I remember sitting in an IPKAS module (Integrated Pharmaceutical Knowledge and Skills) lecture on the public’s perception of pharmacists. The word that seemed to be most closely linked to pharmacists was “shopkeeper”. Inevitable muttering spread across the hall and to me this was no surprise. Here we are studying a four year course which contains copious amounts of information to digest which will still be the case once we have registered as new drugs and new forms of disease constantly arise and still we receive such little recognition?
In a YouGov poll taken in late 2013 over 2,000 people, less than one-third of the public were aware of what pharmacists could offer and only 48% knew that their pharmacist could advise on minor ailments. I will concede efforts have been made to emphasise the worth of pharmacists and ease the stress on GPs in providing healthcare to the greater public through new services such as minor ailments, blood pressure and heart rhythm consultations and a lot of the praise for the furthering of the reputations of pharmacists as competent providers of healthcare should go to Pharmacy Voice.

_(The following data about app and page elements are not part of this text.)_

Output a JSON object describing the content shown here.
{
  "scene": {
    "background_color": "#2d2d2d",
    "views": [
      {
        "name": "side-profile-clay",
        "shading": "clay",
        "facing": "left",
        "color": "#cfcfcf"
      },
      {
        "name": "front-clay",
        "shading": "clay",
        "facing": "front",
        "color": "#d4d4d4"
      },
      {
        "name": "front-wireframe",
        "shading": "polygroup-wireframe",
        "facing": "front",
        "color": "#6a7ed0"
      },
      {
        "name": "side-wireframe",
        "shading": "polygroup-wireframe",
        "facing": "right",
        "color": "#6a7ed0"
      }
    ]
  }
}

However, obstacles are still present and that leaves the question what else can be done to change public opinion on pharmacists? Yes, I settle on the fact that it should be mainly the pharmacists’ responsibility to highlight the services they can provide, but I believe there is a greater need for collaboration, and thus I feel that GPs should also take a minor role in highlighting services that a pharmacist could provide during consultations which could have been dealt with faster at their local pharmacy. The same could be done once again at A&E departments in hospitals. My reasoning is based on the assumption that public opinion shares the view that doctors are the frontline of healthcare and thus they would have a pivotal role in persuading patients to use their local pharmacies for minor ailments as well as other services such as vaccinations.
On the other hand, I reluctantly acknowledge that maybe the retail aspect of community pharmacy will always divide public opinion on pharmacists and be the possible cause for the “shopkeeper” stereotype. In the end I will always find it unfortunate that there is a lack of awareness on the scope of pharmacist’s involvement in healthcare, from hospital to the pharmaceutical industry.